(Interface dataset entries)
=====

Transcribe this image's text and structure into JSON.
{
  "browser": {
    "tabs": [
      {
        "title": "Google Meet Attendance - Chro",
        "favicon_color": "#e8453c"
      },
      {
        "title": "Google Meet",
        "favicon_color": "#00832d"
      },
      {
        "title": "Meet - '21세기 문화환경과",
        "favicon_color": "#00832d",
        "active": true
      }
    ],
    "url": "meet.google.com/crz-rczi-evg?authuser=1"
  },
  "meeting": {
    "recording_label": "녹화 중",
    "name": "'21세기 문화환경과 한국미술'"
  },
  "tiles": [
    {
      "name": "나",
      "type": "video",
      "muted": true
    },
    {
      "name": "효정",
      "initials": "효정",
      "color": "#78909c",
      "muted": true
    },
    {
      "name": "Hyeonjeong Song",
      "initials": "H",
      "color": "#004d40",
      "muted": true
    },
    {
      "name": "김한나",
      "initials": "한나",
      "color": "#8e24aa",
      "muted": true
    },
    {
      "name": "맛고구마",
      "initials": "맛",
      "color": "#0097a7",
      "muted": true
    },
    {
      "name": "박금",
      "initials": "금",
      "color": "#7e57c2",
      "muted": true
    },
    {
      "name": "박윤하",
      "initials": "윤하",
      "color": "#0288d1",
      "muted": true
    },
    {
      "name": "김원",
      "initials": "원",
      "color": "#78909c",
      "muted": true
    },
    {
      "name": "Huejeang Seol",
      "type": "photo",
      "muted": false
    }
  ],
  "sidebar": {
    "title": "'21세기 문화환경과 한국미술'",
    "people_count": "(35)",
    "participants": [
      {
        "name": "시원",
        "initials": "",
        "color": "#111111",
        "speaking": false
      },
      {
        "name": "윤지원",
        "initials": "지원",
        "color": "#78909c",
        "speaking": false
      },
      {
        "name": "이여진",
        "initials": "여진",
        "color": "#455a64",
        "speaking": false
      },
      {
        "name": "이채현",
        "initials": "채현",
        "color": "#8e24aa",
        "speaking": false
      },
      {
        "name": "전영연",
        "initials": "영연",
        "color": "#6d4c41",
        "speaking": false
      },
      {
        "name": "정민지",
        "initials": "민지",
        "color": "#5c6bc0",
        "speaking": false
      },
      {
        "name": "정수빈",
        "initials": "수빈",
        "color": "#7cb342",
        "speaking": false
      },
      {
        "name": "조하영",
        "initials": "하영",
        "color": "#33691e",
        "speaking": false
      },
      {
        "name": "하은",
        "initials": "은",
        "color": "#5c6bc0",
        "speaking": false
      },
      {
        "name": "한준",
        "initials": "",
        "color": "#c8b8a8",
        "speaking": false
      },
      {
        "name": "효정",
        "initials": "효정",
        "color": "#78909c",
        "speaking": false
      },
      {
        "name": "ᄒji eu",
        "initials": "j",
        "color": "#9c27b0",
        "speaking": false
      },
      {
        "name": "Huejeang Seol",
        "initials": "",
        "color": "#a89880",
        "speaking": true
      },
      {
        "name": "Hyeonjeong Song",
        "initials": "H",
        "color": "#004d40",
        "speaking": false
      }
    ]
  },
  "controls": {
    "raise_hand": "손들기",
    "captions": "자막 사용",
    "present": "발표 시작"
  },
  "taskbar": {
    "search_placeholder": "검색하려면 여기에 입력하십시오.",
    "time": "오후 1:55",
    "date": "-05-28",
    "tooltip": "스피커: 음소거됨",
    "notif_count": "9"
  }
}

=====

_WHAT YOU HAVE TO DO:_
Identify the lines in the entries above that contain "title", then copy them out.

_THE ANSWER:_
        "title": "Google Meet Attendance - Chro",
        "title": "Google Meet",
        "title": "Meet - '21세기 문화환경과",
    "title": "'21세기 문화환경과 한국미술'",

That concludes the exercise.